BEGIN

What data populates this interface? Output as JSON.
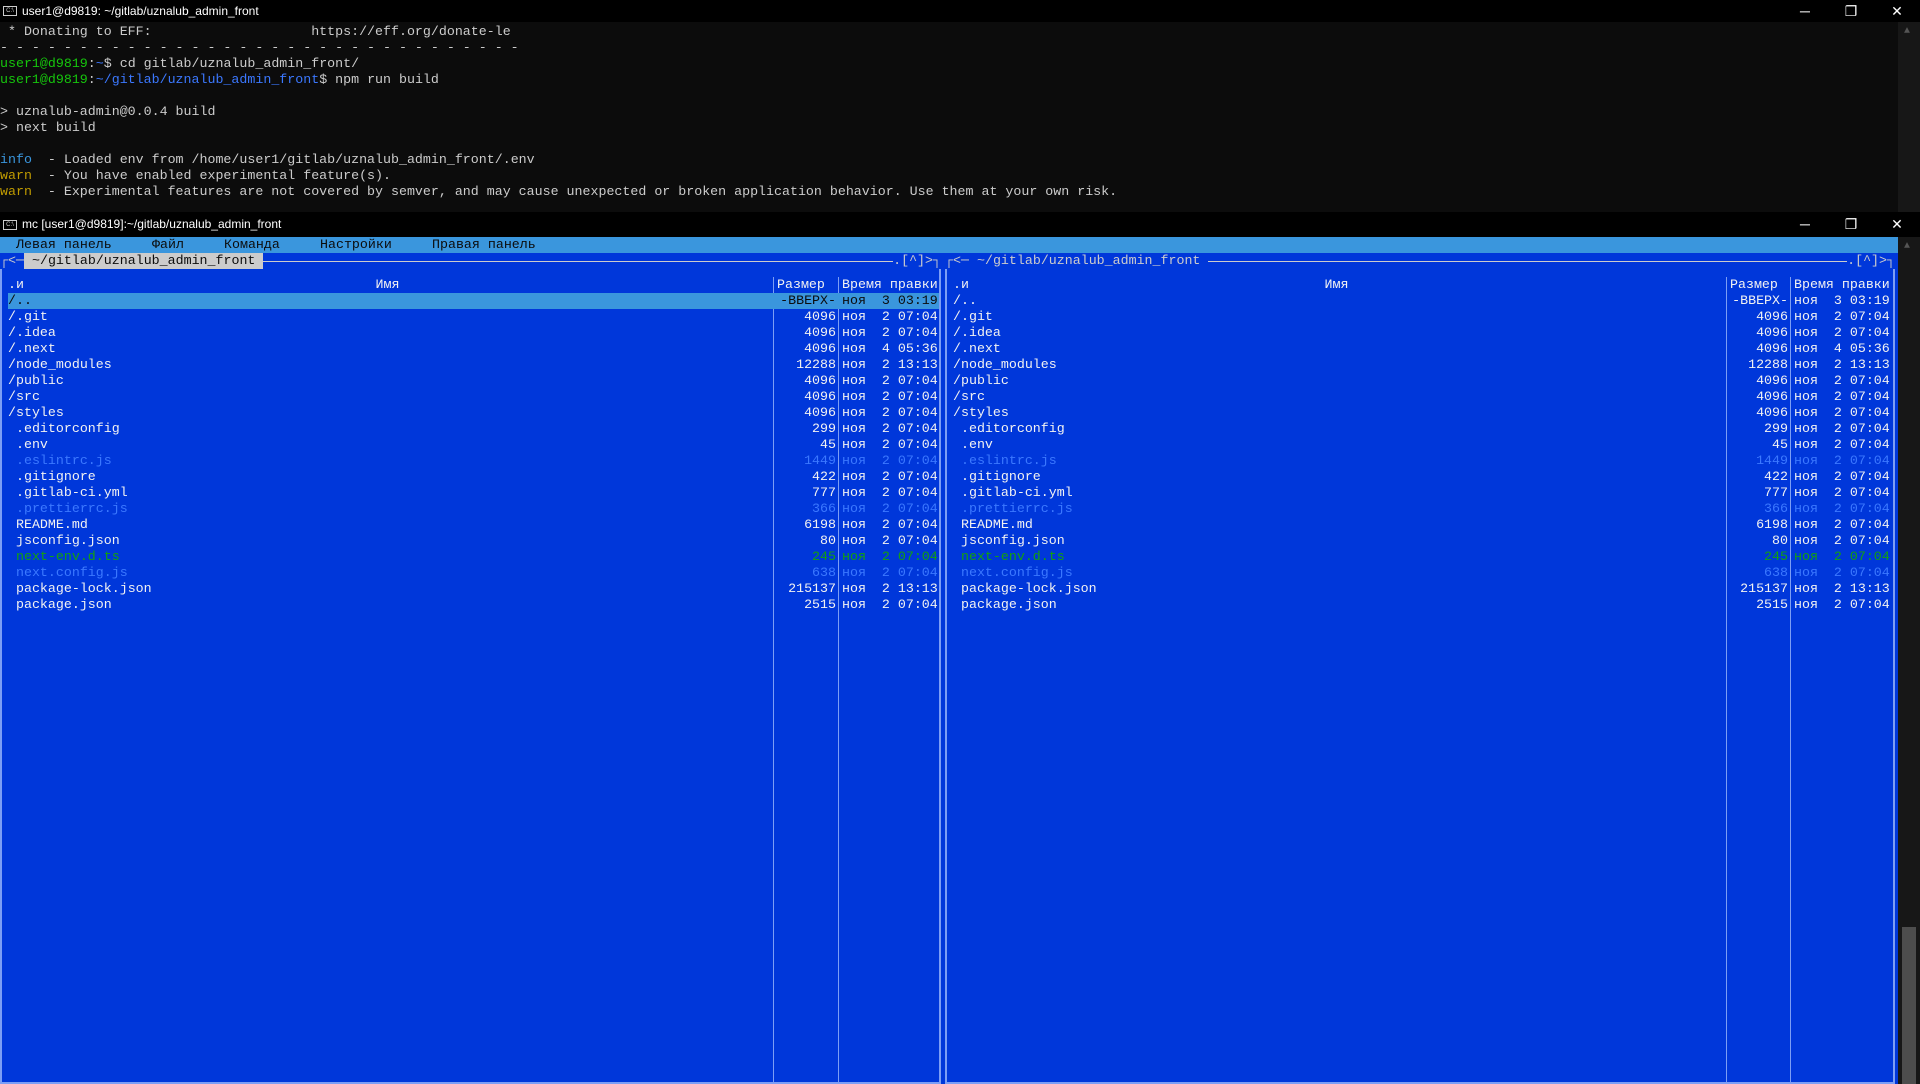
{
  "top_window": {
    "title": "user1@d9819: ~/gitlab/uznalub_admin_front",
    "lines": [
      [
        {
          "t": " * Donating to EFF:                    https://eff.org/donate-le",
          "c": ""
        }
      ],
      [
        {
          "t": "- - - - - - - - - - - - - - - - - - - - - - - - - - - - - - - - -",
          "c": ""
        }
      ],
      [
        {
          "t": "user1@d9819",
          "c": "g"
        },
        {
          "t": ":",
          "c": ""
        },
        {
          "t": "~",
          "c": "b"
        },
        {
          "t": "$ cd gitlab/uznalub_admin_front/",
          "c": ""
        }
      ],
      [
        {
          "t": "user1@d9819",
          "c": "g"
        },
        {
          "t": ":",
          "c": ""
        },
        {
          "t": "~/gitlab/uznalub_admin_front",
          "c": "b"
        },
        {
          "t": "$ npm run build",
          "c": ""
        }
      ],
      [],
      [
        {
          "t": "> uznalub-admin@0.0.4 build",
          "c": ""
        }
      ],
      [
        {
          "t": "> next build",
          "c": ""
        }
      ],
      [],
      [
        {
          "t": "info",
          "c": "info"
        },
        {
          "t": "  - Loaded env from /home/user1/gitlab/uznalub_admin_front/.env",
          "c": ""
        }
      ],
      [
        {
          "t": "warn",
          "c": "warn"
        },
        {
          "t": "  - You have enabled experimental feature(s).",
          "c": ""
        }
      ],
      [
        {
          "t": "warn",
          "c": "warn"
        },
        {
          "t": "  - Experimental features are not covered by semver, and may cause unexpected or broken application behavior. Use them at your own risk.",
          "c": ""
        }
      ]
    ]
  },
  "mc_window": {
    "title": "mc [user1@d9819]:~/gitlab/uznalub_admin_front"
  },
  "window_buttons": {
    "minimize": "─",
    "restore": "❐",
    "close": "✕"
  },
  "menu": [
    "Левая панель",
    "Файл",
    "Команда",
    "Настройки",
    "Правая панель"
  ],
  "panels": [
    {
      "path": " ~/gitlab/uznalub_admin_front ",
      "active": true,
      "left_corner": "┌<─",
      "right_corner": ".[^]>┐"
    },
    {
      "path": " ~/gitlab/uznalub_admin_front ",
      "active": false,
      "left_corner": "┌<─",
      "right_corner": ".[^]>┐"
    }
  ],
  "columns": {
    "sort": ".и",
    "name": "Имя",
    "size": "Размер",
    "date": "Время правки"
  },
  "files": [
    {
      "name": "/..",
      "size": "-ВВЕРХ-",
      "date": "ноя  3 03:19",
      "style": "dir"
    },
    {
      "name": "/.git",
      "size": "4096",
      "date": "ноя  2 07:04",
      "style": "dir"
    },
    {
      "name": "/.idea",
      "size": "4096",
      "date": "ноя  2 07:04",
      "style": "dir"
    },
    {
      "name": "/.next",
      "size": "4096",
      "date": "ноя  4 05:36",
      "style": "dir"
    },
    {
      "name": "/node_modules",
      "size": "12288",
      "date": "ноя  2 13:13",
      "style": "dir"
    },
    {
      "name": "/public",
      "size": "4096",
      "date": "ноя  2 07:04",
      "style": "dir"
    },
    {
      "name": "/src",
      "size": "4096",
      "date": "ноя  2 07:04",
      "style": "dir"
    },
    {
      "name": "/styles",
      "size": "4096",
      "date": "ноя  2 07:04",
      "style": "dir"
    },
    {
      "name": " .editorconfig",
      "size": "299",
      "date": "ноя  2 07:04",
      "style": "file"
    },
    {
      "name": " .env",
      "size": "45",
      "date": "ноя  2 07:04",
      "style": "file"
    },
    {
      "name": " .eslintrc.js",
      "size": "1449",
      "date": "ноя  2 07:04",
      "style": "dim"
    },
    {
      "name": " .gitignore",
      "size": "422",
      "date": "ноя  2 07:04",
      "style": "file"
    },
    {
      "name": " .gitlab-ci.yml",
      "size": "777",
      "date": "ноя  2 07:04",
      "style": "file"
    },
    {
      "name": " .prettierrc.js",
      "size": "366",
      "date": "ноя  2 07:04",
      "style": "dim"
    },
    {
      "name": " README.md",
      "size": "6198",
      "date": "ноя  2 07:04",
      "style": "file"
    },
    {
      "name": " jsconfig.json",
      "size": "80",
      "date": "ноя  2 07:04",
      "style": "file"
    },
    {
      "name": " next-env.d.ts",
      "size": "245",
      "date": "ноя  2 07:04",
      "style": "green"
    },
    {
      "name": " next.config.js",
      "size": "638",
      "date": "ноя  2 07:04",
      "style": "dim"
    },
    {
      "name": " package-lock.json",
      "size": "215137",
      "date": "ноя  2 13:13",
      "style": "file"
    },
    {
      "name": " package.json",
      "size": "2515",
      "date": "ноя  2 07:04",
      "style": "file"
    }
  ],
  "cursor_index": 0,
  "colors": {
    "panel_bg": "#0037da",
    "selection": "#3a96dd",
    "dim": "#3b78ff",
    "green": "#13a10e"
  }
}
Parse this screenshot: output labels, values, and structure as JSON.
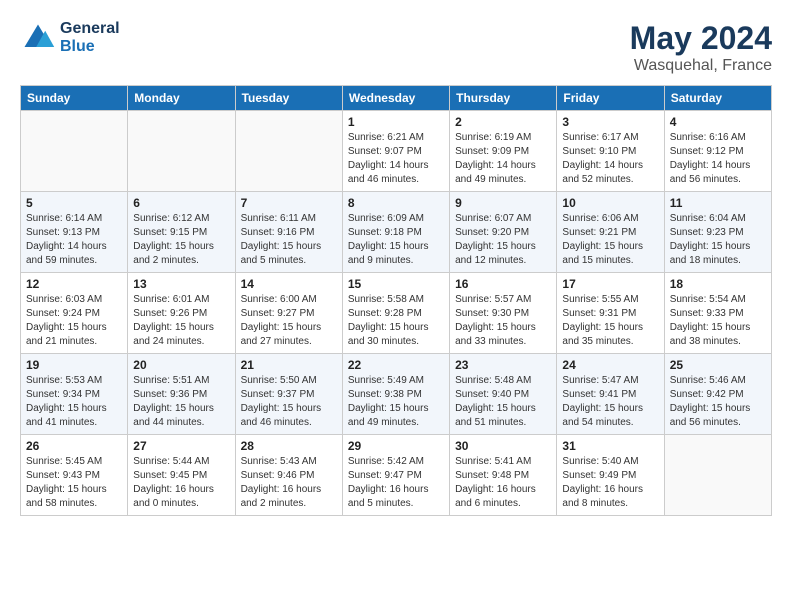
{
  "header": {
    "logo_line1": "General",
    "logo_line2": "Blue",
    "month": "May 2024",
    "location": "Wasquehal, France"
  },
  "weekdays": [
    "Sunday",
    "Monday",
    "Tuesday",
    "Wednesday",
    "Thursday",
    "Friday",
    "Saturday"
  ],
  "weeks": [
    [
      {
        "day": "",
        "empty": true
      },
      {
        "day": "",
        "empty": true
      },
      {
        "day": "",
        "empty": true
      },
      {
        "day": "1",
        "sunrise": "6:21 AM",
        "sunset": "9:07 PM",
        "daylight": "14 hours and 46 minutes."
      },
      {
        "day": "2",
        "sunrise": "6:19 AM",
        "sunset": "9:09 PM",
        "daylight": "14 hours and 49 minutes."
      },
      {
        "day": "3",
        "sunrise": "6:17 AM",
        "sunset": "9:10 PM",
        "daylight": "14 hours and 52 minutes."
      },
      {
        "day": "4",
        "sunrise": "6:16 AM",
        "sunset": "9:12 PM",
        "daylight": "14 hours and 56 minutes."
      }
    ],
    [
      {
        "day": "5",
        "sunrise": "6:14 AM",
        "sunset": "9:13 PM",
        "daylight": "14 hours and 59 minutes."
      },
      {
        "day": "6",
        "sunrise": "6:12 AM",
        "sunset": "9:15 PM",
        "daylight": "15 hours and 2 minutes."
      },
      {
        "day": "7",
        "sunrise": "6:11 AM",
        "sunset": "9:16 PM",
        "daylight": "15 hours and 5 minutes."
      },
      {
        "day": "8",
        "sunrise": "6:09 AM",
        "sunset": "9:18 PM",
        "daylight": "15 hours and 9 minutes."
      },
      {
        "day": "9",
        "sunrise": "6:07 AM",
        "sunset": "9:20 PM",
        "daylight": "15 hours and 12 minutes."
      },
      {
        "day": "10",
        "sunrise": "6:06 AM",
        "sunset": "9:21 PM",
        "daylight": "15 hours and 15 minutes."
      },
      {
        "day": "11",
        "sunrise": "6:04 AM",
        "sunset": "9:23 PM",
        "daylight": "15 hours and 18 minutes."
      }
    ],
    [
      {
        "day": "12",
        "sunrise": "6:03 AM",
        "sunset": "9:24 PM",
        "daylight": "15 hours and 21 minutes."
      },
      {
        "day": "13",
        "sunrise": "6:01 AM",
        "sunset": "9:26 PM",
        "daylight": "15 hours and 24 minutes."
      },
      {
        "day": "14",
        "sunrise": "6:00 AM",
        "sunset": "9:27 PM",
        "daylight": "15 hours and 27 minutes."
      },
      {
        "day": "15",
        "sunrise": "5:58 AM",
        "sunset": "9:28 PM",
        "daylight": "15 hours and 30 minutes."
      },
      {
        "day": "16",
        "sunrise": "5:57 AM",
        "sunset": "9:30 PM",
        "daylight": "15 hours and 33 minutes."
      },
      {
        "day": "17",
        "sunrise": "5:55 AM",
        "sunset": "9:31 PM",
        "daylight": "15 hours and 35 minutes."
      },
      {
        "day": "18",
        "sunrise": "5:54 AM",
        "sunset": "9:33 PM",
        "daylight": "15 hours and 38 minutes."
      }
    ],
    [
      {
        "day": "19",
        "sunrise": "5:53 AM",
        "sunset": "9:34 PM",
        "daylight": "15 hours and 41 minutes."
      },
      {
        "day": "20",
        "sunrise": "5:51 AM",
        "sunset": "9:36 PM",
        "daylight": "15 hours and 44 minutes."
      },
      {
        "day": "21",
        "sunrise": "5:50 AM",
        "sunset": "9:37 PM",
        "daylight": "15 hours and 46 minutes."
      },
      {
        "day": "22",
        "sunrise": "5:49 AM",
        "sunset": "9:38 PM",
        "daylight": "15 hours and 49 minutes."
      },
      {
        "day": "23",
        "sunrise": "5:48 AM",
        "sunset": "9:40 PM",
        "daylight": "15 hours and 51 minutes."
      },
      {
        "day": "24",
        "sunrise": "5:47 AM",
        "sunset": "9:41 PM",
        "daylight": "15 hours and 54 minutes."
      },
      {
        "day": "25",
        "sunrise": "5:46 AM",
        "sunset": "9:42 PM",
        "daylight": "15 hours and 56 minutes."
      }
    ],
    [
      {
        "day": "26",
        "sunrise": "5:45 AM",
        "sunset": "9:43 PM",
        "daylight": "15 hours and 58 minutes."
      },
      {
        "day": "27",
        "sunrise": "5:44 AM",
        "sunset": "9:45 PM",
        "daylight": "16 hours and 0 minutes."
      },
      {
        "day": "28",
        "sunrise": "5:43 AM",
        "sunset": "9:46 PM",
        "daylight": "16 hours and 2 minutes."
      },
      {
        "day": "29",
        "sunrise": "5:42 AM",
        "sunset": "9:47 PM",
        "daylight": "16 hours and 5 minutes."
      },
      {
        "day": "30",
        "sunrise": "5:41 AM",
        "sunset": "9:48 PM",
        "daylight": "16 hours and 6 minutes."
      },
      {
        "day": "31",
        "sunrise": "5:40 AM",
        "sunset": "9:49 PM",
        "daylight": "16 hours and 8 minutes."
      },
      {
        "day": "",
        "empty": true
      }
    ]
  ]
}
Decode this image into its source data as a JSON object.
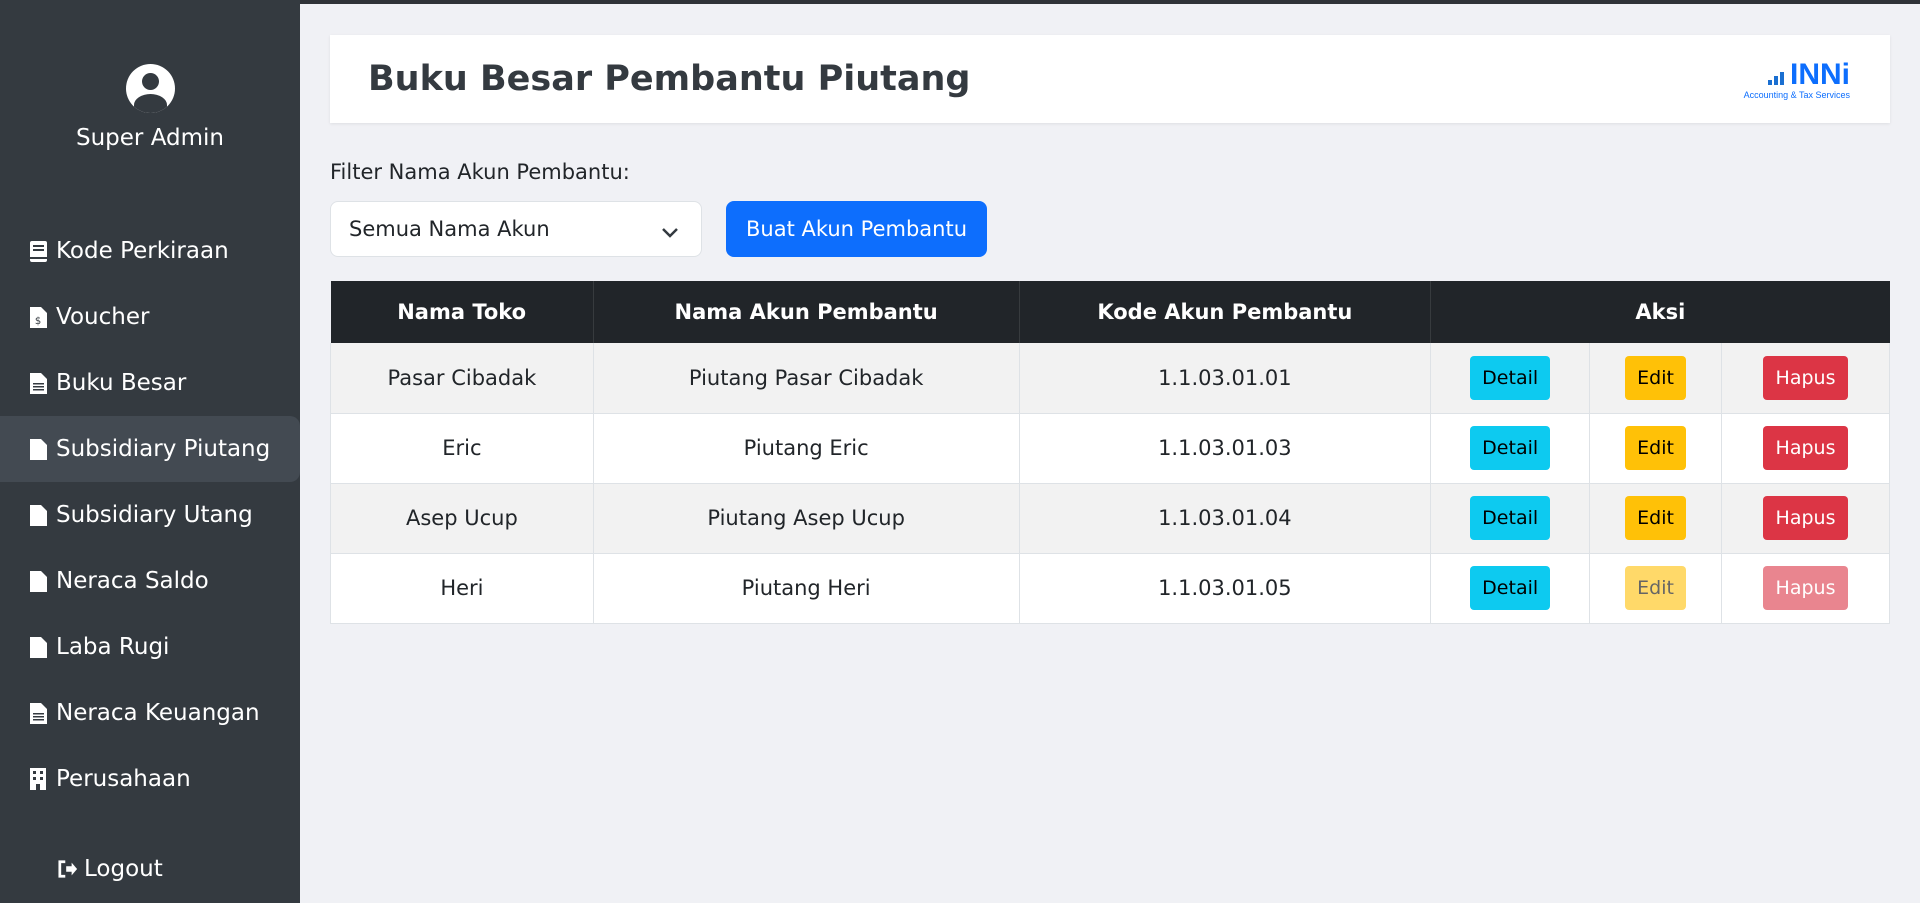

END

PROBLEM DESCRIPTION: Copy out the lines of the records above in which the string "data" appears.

EXERCISE ANSWER:
What data populates this interface? Output as JSON.
Decode this image into its source data as a JSON object.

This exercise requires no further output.